Jeffers's second murder appeal dismissed

Conviction upheld for 2010 murder of Damion Ming

The Cayman Islands Court of Appeal on Friday dismissed Raziel Jeffers’s appeal of his conviction for the murder of Damion Ming in West Bay on March 25, 2010. 

Jeffers, now 32, was found guilty at trial by jury in April 2014. 

This was his second appeal against a murder conviction. He was previously found guilty of murdering Marcus Leon Ebanks in July 2009, also in West Bay. The shooting also left a teenage boy paralyzed. Following trial by judge alone, Justice Charles Quin found him guilty in February 2012. Jeffers’s appeal of that conviction was dismissed later the same year. 

He faced a third murder charge in August 2014. A jury found him not guilty of murdering Marcos Mauricio Duran in West Bay on March 11, 2010, but guilty of manslaughter. Chief Justice Anthony Smellie imposed a term of 20 years. He said the jury must have accepted that Jeffers was the mastermind of a robbery and would know it involved at least one firearm, which would have placed Mr. Duran at risk of harm. 

The appeal of the conviction for Mr. Ming’s murder was argued in April this year. 

Lead counsel Brian O’Neill, instructed by attorney Fiona Robertson, had argued primarily against the summing up to the jury by Justice Malcolm Swift. They submitted that he failed to give a balanced summing up, that he misdirected the jury on a number of matters and that he erred in speculating on some important matters, thereby inviting the jury to reach conclusions based on speculation. 

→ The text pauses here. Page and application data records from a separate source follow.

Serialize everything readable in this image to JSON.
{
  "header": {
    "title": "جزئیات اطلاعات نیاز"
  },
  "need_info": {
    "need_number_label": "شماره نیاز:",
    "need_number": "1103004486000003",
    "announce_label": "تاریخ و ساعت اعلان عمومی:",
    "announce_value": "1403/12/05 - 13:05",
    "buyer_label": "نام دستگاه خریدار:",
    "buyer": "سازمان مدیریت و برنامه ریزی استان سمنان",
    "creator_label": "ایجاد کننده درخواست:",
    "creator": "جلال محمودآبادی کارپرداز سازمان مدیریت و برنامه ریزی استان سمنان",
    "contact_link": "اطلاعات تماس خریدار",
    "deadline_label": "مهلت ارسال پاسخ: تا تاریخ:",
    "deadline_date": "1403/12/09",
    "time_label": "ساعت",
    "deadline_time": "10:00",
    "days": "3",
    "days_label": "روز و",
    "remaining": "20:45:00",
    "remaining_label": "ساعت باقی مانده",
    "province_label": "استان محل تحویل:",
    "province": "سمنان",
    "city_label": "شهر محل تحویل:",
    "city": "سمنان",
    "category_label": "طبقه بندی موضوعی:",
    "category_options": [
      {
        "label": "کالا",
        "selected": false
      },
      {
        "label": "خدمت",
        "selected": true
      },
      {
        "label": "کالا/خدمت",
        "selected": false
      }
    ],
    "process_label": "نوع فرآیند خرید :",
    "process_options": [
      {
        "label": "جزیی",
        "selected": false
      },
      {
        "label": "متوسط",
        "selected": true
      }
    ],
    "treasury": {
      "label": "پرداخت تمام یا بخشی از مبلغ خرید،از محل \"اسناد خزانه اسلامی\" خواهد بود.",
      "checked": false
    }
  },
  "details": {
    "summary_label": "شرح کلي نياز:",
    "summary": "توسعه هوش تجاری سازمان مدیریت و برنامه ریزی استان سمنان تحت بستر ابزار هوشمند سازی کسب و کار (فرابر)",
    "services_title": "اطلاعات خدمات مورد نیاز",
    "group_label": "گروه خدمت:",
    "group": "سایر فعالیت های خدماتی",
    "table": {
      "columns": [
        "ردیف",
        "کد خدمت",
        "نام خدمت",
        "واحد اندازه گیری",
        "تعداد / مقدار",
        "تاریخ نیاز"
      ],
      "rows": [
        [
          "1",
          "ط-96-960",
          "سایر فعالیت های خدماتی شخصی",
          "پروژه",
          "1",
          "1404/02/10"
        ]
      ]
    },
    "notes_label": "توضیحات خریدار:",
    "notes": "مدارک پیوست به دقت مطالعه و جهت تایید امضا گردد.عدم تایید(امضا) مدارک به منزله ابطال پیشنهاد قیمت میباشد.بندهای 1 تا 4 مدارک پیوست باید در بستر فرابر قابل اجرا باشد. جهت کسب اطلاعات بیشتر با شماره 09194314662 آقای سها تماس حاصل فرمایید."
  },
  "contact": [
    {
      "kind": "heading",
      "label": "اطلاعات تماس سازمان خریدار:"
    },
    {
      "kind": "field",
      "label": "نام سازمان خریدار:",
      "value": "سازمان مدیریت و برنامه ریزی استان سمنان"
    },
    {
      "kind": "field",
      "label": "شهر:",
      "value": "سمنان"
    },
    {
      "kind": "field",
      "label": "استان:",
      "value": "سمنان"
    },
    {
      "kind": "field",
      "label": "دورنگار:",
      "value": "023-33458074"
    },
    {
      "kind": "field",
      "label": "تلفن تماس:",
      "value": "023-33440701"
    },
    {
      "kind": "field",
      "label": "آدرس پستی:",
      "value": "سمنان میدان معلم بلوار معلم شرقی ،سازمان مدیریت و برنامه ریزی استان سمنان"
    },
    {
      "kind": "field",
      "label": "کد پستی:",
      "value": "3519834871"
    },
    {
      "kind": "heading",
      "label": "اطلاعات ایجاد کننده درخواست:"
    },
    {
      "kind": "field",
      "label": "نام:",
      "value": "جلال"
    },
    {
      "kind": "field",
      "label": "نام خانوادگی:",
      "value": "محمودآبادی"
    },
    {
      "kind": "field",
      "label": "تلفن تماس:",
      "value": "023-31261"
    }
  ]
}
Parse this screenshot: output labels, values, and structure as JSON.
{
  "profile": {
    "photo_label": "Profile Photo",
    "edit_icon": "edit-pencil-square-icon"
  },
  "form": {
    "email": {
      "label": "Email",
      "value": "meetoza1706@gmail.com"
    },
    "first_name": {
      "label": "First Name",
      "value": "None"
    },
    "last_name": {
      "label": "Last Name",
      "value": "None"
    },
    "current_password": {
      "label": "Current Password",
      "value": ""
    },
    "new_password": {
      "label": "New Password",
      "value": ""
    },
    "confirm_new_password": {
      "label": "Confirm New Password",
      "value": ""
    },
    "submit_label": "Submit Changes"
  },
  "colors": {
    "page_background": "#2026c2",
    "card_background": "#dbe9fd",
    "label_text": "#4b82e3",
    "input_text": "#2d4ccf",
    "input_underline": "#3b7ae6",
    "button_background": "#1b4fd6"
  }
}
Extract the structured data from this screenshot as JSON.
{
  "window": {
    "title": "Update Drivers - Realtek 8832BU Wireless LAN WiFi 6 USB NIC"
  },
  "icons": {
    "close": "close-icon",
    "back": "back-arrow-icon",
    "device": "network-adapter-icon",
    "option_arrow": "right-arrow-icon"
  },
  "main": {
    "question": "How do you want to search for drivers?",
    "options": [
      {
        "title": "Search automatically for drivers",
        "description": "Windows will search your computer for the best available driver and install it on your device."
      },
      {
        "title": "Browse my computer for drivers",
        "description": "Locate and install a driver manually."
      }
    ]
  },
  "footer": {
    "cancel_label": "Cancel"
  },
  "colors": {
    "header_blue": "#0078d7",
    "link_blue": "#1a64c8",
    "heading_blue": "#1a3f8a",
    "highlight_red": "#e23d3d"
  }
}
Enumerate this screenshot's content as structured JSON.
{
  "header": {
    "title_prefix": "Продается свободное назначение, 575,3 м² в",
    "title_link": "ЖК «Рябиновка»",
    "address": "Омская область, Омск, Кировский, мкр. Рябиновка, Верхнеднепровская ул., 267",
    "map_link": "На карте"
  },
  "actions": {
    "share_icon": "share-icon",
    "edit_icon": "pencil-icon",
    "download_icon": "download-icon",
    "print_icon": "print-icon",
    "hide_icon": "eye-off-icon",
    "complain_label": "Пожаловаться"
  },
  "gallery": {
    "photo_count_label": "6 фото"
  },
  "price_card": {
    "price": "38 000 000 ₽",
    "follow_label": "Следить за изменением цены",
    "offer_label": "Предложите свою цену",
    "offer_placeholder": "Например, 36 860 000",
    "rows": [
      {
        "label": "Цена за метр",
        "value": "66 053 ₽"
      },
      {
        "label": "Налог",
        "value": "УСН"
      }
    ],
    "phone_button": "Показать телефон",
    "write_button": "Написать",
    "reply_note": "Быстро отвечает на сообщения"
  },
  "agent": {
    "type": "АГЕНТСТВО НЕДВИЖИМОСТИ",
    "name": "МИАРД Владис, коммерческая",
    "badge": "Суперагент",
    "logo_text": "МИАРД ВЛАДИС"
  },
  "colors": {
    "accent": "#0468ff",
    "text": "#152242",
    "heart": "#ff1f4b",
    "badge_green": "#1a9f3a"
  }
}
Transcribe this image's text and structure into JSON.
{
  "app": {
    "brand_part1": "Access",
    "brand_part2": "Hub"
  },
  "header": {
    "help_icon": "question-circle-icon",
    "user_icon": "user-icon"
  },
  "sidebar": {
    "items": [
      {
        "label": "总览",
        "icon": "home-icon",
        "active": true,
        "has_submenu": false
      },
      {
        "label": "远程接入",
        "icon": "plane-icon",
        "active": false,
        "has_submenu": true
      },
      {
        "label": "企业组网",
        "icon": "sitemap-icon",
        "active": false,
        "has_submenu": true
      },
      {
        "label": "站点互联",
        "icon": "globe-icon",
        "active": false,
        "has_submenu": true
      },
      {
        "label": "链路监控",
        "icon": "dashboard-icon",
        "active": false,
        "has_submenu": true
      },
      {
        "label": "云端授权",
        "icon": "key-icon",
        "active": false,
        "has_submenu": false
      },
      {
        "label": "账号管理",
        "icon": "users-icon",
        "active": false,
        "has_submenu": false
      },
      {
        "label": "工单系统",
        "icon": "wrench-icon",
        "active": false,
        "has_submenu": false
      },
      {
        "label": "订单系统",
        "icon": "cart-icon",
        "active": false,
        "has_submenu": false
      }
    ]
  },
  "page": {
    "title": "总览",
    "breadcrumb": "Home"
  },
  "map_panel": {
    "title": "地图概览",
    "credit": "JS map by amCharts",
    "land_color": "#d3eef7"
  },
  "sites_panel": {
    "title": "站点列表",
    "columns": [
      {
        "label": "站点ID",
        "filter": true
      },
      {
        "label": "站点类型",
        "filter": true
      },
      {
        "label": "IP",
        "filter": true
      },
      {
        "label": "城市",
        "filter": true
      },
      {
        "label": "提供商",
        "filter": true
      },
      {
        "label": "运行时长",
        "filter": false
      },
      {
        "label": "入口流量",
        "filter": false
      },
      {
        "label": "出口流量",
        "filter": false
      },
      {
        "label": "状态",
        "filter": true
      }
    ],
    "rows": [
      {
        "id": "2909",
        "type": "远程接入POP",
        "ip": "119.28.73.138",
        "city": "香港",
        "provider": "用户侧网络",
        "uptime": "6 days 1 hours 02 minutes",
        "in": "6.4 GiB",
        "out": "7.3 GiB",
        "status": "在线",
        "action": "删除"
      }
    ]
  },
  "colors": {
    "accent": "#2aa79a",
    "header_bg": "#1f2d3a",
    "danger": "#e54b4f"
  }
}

Responding to their arguments were lead counsel Andrew Radcliffe and Crown counsel Tricia Hutchinson, the same team that conducted the case for the prosecution during Jeffers’s trial. 

Mr. Ming was shot in a yard off Birch Tree Hill Road, where he was with several men working on a boat. The principal witness was Jeffers’s former girlfriend. She told the court that Jeffers had confessed to her that he killed Mr. Ming. She gave details of the incident that she could not have known unless they had been provided to her by the shooter, Mr. Radcliffe pointed out in the trial and the appeal. 

This witness also could not have known that the pathologist’s report would support her evidence as to what she said Jeffers told her about the sequence of shots fired and the wounds Mr. Ming sustained. 

Another important aspect of evidence was a schedule of 1,058 pieces of telephone data attributed to phones belonging to Jeffers, the principal witness and another witness. If jurors accepted this evidence as reliable, they could plot Jeffers’s movements the night of the shooting. 

The court hearing the appeal was comprised of Justices Elliott Mottley, Sir Bernard Rix and Sir George Newman. 

They found that Justice Swift’s summing up to the jury was not unbalanced, pointing out that Jeffers’s defense was one of alibi – that he was not at the scene of the murder at the time. A summing up cannot be criticized simply on the basis of the number of minutes devoted to the prosecution case and defense case, the judges commented. “In our view, the judge placed the competing contentions of the prosecution and defense before the jury.” 

The appeal also criticized the way the judge had dealt with the evidence of a defense witness who said he had seen two men in the vicinity of the shooting at or about or shortly before shots were heard. Justice Swift had described him as “a somewhat dogmatic witness.” 

The appeal judges said, “One can be confident that a Cayman Islands jury were well able to consider the demeanor of a Caymanian and knew well that their view of him was a matter for them. It must have been obvious to the jury that this was a judge expressing a perception of the witness’s demeanor whose reliability was for them to decide.” 

Further, in summing up the evidence, Justice Swift reminded the jury that the defense had suggested the two men were the killers. 

This part of the case was noteworthy for the lack of clear evidence, and it was for the jury to make what they chose of it, the appeal judges said. They said Justice Swift was entitled to make clear the different ways in which the evidence about the two men could be interpreted. 

“A consequence of an alibi defense will be that the details, such as they may be, as to the circumstances in which the offense took place are outside the knowledge of a defendant. It is clear that the judge in this instance skillfully marshalled all the areas of the prosecution’s case which had been subjected to attack. He skillfully articulated the attacks which had been made and, by his summing up, gave the case a structure and comprehensive format which the respective cases for the prosecution and the defense may not have achieved,” the court said. 

“Clarity of exposition on the part of a judge in a criminal case is a hallmark of a proper summing up,” the judges pointed out. 

“According to the strengths and weaknesses of the respective case, clarity will inevitably enlighten the jury in respect of those respective cases. However, if the clarity reflects fairly the quality of the evidence and the material for the jury’s consideration but, taken together it points to a verdict of guilty, in our judgment, it cannot be said that the clarity has brought about injustice and unfairness,” the court concluded in dismissing the appeal.